Having chosen sides in this false argument, I simply choose to exempt my arguments about punishment from the ‘nature VS nurture’ issue in this way:

In terms of behaviour, nature is what it is. The time may have come when we have difficult policy decisions to make regarding exercising control over our genetics, but to date, eugenics has spoiled the enthusiasm about it, morally. The spectre of total control over our lives that way, total control over our breeding habits is not a pretty one, and we know that the efforts made throughout our history, and our long pre-history to fit our actual breeding into a scheme anyone thinks it should follow have failed spectacularly. Even in societies that exercise extreme control over their females, still the behaviour of the males ensures that breeding remains nearly as random as that of our primate cousins. This may be a sort of genetic imperative, providing randomness in the gene pool.

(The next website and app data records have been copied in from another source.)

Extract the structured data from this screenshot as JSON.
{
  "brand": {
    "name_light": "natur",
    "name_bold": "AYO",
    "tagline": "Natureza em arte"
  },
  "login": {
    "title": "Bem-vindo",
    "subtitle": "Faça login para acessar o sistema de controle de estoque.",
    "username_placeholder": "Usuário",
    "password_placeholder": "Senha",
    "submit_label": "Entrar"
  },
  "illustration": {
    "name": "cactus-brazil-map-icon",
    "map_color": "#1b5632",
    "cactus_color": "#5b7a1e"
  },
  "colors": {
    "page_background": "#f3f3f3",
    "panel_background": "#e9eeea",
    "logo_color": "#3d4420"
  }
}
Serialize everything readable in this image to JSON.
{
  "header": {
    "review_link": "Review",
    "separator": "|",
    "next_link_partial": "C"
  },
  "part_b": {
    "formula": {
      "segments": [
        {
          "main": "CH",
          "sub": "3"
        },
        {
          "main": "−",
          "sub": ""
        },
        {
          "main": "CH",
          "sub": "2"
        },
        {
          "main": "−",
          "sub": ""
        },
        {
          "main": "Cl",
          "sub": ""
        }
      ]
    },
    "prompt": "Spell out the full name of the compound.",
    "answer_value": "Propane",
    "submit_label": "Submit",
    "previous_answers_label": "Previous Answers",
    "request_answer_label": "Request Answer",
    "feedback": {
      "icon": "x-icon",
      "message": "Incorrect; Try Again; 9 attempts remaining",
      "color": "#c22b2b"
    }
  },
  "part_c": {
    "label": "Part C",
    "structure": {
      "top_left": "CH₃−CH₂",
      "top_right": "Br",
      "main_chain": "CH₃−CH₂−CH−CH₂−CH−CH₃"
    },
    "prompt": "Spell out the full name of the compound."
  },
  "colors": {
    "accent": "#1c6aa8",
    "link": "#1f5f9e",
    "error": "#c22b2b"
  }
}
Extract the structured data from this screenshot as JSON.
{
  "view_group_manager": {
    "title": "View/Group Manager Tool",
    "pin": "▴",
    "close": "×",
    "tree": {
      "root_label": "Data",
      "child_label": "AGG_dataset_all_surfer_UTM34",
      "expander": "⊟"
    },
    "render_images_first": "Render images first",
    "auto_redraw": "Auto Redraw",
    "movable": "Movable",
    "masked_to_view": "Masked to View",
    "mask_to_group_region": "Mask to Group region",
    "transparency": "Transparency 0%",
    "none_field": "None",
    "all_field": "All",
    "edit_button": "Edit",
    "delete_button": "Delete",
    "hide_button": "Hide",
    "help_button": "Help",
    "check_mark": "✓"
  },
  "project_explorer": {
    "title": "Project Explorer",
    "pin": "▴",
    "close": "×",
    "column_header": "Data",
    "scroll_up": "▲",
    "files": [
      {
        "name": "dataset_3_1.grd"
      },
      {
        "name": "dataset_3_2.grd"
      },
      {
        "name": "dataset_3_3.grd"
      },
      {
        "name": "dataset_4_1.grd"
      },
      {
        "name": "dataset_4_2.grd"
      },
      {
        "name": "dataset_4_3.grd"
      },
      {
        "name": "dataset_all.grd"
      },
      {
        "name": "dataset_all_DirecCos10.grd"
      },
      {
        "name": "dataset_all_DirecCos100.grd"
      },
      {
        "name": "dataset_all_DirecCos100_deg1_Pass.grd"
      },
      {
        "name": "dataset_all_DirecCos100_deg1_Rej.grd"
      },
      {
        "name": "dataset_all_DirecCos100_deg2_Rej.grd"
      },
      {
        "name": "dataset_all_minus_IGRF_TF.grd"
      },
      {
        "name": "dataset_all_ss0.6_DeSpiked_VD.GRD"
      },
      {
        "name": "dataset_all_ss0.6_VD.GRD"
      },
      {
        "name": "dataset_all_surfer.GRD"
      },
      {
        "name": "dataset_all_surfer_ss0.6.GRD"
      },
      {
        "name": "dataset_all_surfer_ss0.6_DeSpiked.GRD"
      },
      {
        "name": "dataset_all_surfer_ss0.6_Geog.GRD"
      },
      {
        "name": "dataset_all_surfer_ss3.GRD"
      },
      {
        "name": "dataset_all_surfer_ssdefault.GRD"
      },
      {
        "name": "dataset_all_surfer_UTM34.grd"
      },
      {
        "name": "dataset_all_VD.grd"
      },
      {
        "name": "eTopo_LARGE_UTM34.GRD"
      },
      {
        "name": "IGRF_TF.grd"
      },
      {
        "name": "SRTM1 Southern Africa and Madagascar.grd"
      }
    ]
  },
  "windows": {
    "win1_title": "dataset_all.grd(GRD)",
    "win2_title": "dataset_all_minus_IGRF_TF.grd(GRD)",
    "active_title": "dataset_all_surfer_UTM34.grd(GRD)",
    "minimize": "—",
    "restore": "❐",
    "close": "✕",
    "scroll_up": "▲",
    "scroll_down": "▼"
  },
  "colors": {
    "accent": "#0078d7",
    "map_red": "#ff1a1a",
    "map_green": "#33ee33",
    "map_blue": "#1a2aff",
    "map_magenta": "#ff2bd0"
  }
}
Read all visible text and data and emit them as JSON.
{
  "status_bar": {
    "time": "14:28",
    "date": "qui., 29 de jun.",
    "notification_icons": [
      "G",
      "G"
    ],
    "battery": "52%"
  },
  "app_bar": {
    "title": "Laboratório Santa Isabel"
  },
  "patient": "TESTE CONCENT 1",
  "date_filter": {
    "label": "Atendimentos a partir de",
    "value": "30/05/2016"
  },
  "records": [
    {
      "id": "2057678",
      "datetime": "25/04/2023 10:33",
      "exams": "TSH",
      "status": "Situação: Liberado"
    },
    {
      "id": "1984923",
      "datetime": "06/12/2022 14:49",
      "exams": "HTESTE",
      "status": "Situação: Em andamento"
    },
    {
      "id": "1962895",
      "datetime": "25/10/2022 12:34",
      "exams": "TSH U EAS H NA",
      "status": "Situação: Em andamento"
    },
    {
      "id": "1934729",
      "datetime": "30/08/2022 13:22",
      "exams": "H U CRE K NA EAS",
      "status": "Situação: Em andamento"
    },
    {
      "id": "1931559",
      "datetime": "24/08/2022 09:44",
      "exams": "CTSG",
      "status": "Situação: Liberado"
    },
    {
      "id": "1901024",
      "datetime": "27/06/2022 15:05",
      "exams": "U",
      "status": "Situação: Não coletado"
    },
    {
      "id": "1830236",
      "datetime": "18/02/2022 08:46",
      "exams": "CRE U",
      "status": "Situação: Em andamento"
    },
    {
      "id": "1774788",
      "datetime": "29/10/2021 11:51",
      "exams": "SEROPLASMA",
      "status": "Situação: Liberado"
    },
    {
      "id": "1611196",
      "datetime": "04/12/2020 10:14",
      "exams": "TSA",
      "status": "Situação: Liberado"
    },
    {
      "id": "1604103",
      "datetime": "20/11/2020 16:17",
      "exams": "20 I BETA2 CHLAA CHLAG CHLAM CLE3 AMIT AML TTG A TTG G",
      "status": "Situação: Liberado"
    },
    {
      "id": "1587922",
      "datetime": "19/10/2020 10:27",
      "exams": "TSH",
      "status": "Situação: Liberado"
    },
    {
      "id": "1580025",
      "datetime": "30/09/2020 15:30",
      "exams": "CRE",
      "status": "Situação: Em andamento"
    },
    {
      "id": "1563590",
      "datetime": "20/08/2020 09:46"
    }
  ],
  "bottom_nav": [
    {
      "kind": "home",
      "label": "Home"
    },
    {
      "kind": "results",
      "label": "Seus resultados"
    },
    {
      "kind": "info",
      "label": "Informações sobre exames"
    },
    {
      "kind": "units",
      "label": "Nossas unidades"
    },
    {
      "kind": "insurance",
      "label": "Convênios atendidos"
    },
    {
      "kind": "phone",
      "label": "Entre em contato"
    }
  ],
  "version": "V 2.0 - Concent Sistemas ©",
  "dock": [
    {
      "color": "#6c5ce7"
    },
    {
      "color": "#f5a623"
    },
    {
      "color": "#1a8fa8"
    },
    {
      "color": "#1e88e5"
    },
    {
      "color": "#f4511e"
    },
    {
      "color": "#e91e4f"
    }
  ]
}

So, to repeat, nature is what it is, and not to sound anti-science, but it probably should be. So even if we develop a workable plan to start breeding in a far more conscious and scientific manner, I think we should direct a large portion of our effort to nurturing issues.

When approaching any problem, Occam’s razor – the simplest explanation is probably the truth – is probably the first tool to apply. One interpretation of this idea can be to first test the things we do know, before searching for more information. In the case of the problem of human misbehaviour and crime, we should look first at what we do regarding these problems now, and wonder what effects the things we know that we do are having – of course I am referring to punishment. Punishing is certainly a part of the phenomena we are investigating, so considering that abuse is known to damage people, causing defiance and misbehaviour, and corporal punishment does the same, perhaps Occam’s idea should be applied to punishment in general. Although difficult to consider for most of us, for a variety of reasons, purely logically, this is a simple question: is it possible that the very thing we do – the only thing we do – to cure crime and misbehaviour is actually the cause? Again, emotionally challenging, but logically simple: is it possible that the only thing we do is the thing we’re doing wrong? I think Occam’s razor demands that we at least test it somehow. Otherwise we are probably doing the equivalent of running around town searching for our spectacles while they’re right there on our face.

In summary, then, advances in the understanding of our natures, brought about by genetics and other disciplines are not in any opposition to the human need for nurturing. The present state of the science of the debate is that there is an interaction between genetics and environment. Nurturing can affect our natures. The power of nurturing is most visible in its negative form, the damages of abuse, where we know that nurturing can affect our natures. We have natures, yes, and to learn about them is a good, useful pursuit, but we have nurturing to do. There is plenty of room for improvement in the human administration of nurturing. Nurturing is what we do, what we can do, and where we should be concentrating our efforts to solve the social problems of crime and misbehaviour. It may be exactly the things we do in the area of nurturing, and not our natures, that cause these sorts of problems.